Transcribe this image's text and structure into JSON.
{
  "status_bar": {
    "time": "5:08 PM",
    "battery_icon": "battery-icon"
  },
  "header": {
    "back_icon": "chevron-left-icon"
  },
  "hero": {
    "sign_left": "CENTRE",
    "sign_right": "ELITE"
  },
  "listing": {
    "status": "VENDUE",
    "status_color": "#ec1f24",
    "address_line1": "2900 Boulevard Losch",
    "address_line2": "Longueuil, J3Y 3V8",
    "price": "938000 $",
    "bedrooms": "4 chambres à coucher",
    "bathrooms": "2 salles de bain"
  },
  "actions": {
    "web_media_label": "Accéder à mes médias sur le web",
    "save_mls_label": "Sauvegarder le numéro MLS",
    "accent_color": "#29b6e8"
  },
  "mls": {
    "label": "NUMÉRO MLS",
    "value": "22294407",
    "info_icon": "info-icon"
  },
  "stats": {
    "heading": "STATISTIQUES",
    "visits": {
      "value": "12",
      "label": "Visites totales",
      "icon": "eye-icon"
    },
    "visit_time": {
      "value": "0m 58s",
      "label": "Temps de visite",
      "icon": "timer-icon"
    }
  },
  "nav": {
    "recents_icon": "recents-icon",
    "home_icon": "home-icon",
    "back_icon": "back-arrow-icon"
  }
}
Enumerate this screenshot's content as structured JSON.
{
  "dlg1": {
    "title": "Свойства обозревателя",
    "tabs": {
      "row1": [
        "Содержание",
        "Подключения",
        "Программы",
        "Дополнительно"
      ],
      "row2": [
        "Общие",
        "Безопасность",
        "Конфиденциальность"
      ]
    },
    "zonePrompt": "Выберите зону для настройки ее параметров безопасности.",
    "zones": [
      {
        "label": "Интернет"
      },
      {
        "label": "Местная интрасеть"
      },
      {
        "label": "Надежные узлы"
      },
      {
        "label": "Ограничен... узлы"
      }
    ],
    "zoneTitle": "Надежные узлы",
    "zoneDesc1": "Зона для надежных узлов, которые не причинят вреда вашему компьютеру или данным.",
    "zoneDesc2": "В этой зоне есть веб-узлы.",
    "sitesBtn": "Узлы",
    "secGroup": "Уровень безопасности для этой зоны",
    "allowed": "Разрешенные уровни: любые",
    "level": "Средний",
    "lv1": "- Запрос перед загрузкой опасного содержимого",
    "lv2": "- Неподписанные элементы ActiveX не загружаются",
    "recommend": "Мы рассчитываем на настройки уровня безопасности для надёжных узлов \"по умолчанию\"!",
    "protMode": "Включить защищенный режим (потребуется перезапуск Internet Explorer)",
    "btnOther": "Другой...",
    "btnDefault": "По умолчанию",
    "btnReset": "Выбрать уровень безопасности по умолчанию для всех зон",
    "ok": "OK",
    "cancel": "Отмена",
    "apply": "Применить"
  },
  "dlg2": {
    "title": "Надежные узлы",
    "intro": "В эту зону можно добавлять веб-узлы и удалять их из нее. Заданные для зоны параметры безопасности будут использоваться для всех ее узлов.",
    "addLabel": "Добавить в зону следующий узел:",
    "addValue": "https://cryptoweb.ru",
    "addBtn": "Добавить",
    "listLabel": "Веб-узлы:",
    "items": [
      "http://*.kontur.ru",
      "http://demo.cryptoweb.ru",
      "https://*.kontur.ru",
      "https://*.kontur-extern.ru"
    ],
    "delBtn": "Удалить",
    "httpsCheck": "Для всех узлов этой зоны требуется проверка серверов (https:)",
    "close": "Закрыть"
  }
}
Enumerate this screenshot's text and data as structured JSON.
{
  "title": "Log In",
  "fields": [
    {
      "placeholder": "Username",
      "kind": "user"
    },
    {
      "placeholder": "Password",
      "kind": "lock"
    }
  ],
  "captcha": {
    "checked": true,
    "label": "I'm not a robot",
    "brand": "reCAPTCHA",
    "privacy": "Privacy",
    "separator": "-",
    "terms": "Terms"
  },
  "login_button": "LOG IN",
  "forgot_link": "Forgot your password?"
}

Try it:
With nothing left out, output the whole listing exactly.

Your solution:
Transcribe this image's text and structure into JSON.
{
  "status_bar": {
    "time": "5:08 PM",
    "battery_icon": "battery-icon"
  },
  "header": {
    "back_icon": "chevron-left-icon"
  },
  "hero": {
    "sign_left": "CENTRE",
    "sign_right": "ELITE"
  },
  "listing": {
    "status": "VENDUE",
    "status_color": "#ec1f24",
    "address_line1": "2900 Boulevard Losch",
    "address_line2": "Longueuil, J3Y 3V8",
    "price": "938000 $",
    "bedrooms": "4 chambres à coucher",
    "bathrooms": "2 salles de bain"
  },
  "actions": {
    "web_media_label": "Accéder à mes médias sur le web",
    "save_mls_label": "Sauvegarder le numéro MLS",
    "accent_color": "#29b6e8"
  },
  "mls": {
    "label": "NUMÉRO MLS",
    "value": "22294407",
    "info_icon": "info-icon"
  },
  "stats": {
    "heading": "STATISTIQUES",
    "visits": {
      "value": "12",
      "label": "Visites totales",
      "icon": "eye-icon"
    },
    "visit_time": {
      "value": "0m 58s",
      "label": "Temps de visite",
      "icon": "timer-icon"
    }
  },
  "nav": {
    "recents_icon": "recents-icon",
    "home_icon": "home-icon",
    "back_icon": "back-arrow-icon"
  }
}
Enumerate this screenshot's content as structured JSON.
{
  "dlg1": {
    "title": "Свойства обозревателя",
    "tabs": {
      "row1": [
        "Содержание",
        "Подключения",
        "Программы",
        "Дополнительно"
      ],
      "row2": [
        "Общие",
        "Безопасность",
        "Конфиденциальность"
      ]
    },
    "zonePrompt": "Выберите зону для настройки ее параметров безопасности.",
    "zones": [
      {
        "label": "Интернет"
      },
      {
        "label": "Местная интрасеть"
      },
      {
        "label": "Надежные узлы"
      },
      {
        "label": "Ограничен... узлы"
      }
    ],
    "zoneTitle": "Надежные узлы",
    "zoneDesc1": "Зона для надежных узлов, которые не причинят вреда вашему компьютеру или данным.",
    "zoneDesc2": "В этой зоне есть веб-узлы.",
    "sitesBtn": "Узлы",
    "secGroup": "Уровень безопасности для этой зоны",
    "allowed": "Разрешенные уровни: любые",
    "level": "Средний",
    "lv1": "- Запрос перед загрузкой опасного содержимого",
    "lv2": "- Неподписанные элементы ActiveX не загружаются",
    "recommend": "Мы рассчитываем на настройки уровня безопасности для надёжных узлов \"по умолчанию\"!",
    "protMode": "Включить защищенный режим (потребуется перезапуск Internet Explorer)",
    "btnOther": "Другой...",
    "btnDefault": "По умолчанию",
    "btnReset": "Выбрать уровень безопасности по умолчанию для всех зон",
    "ok": "OK",
    "cancel": "Отмена",
    "apply": "Применить"
  },
  "dlg2": {
    "title": "Надежные узлы",
    "intro": "В эту зону можно добавлять веб-узлы и удалять их из нее. Заданные для зоны параметры безопасности будут использоваться для всех ее узлов.",
    "addLabel": "Добавить в зону следующий узел:",
    "addValue": "https://cryptoweb.ru",
    "addBtn": "Добавить",
    "listLabel": "Веб-узлы:",
    "items": [
      "http://*.kontur.ru",
      "http://demo.cryptoweb.ru",
      "https://*.kontur.ru",
      "https://*.kontur-extern.ru"
    ],
    "delBtn": "Удалить",
    "httpsCheck": "Для всех узлов этой зоны требуется проверка серверов (https:)",
    "close": "Закрыть"
  }
}
Enumerate this screenshot's text and data as structured JSON.
{
  "title": "Log In",
  "fields": [
    {
      "placeholder": "Username",
      "kind": "user"
    },
    {
      "placeholder": "Password",
      "kind": "lock"
    }
  ],
  "captcha": {
    "checked": true,
    "label": "I'm not a robot",
    "brand": "reCAPTCHA",
    "privacy": "Privacy",
    "separator": "-",
    "terms": "Terms"
  },
  "login_button": "LOG IN",
  "forgot_link": "Forgot your password?"
}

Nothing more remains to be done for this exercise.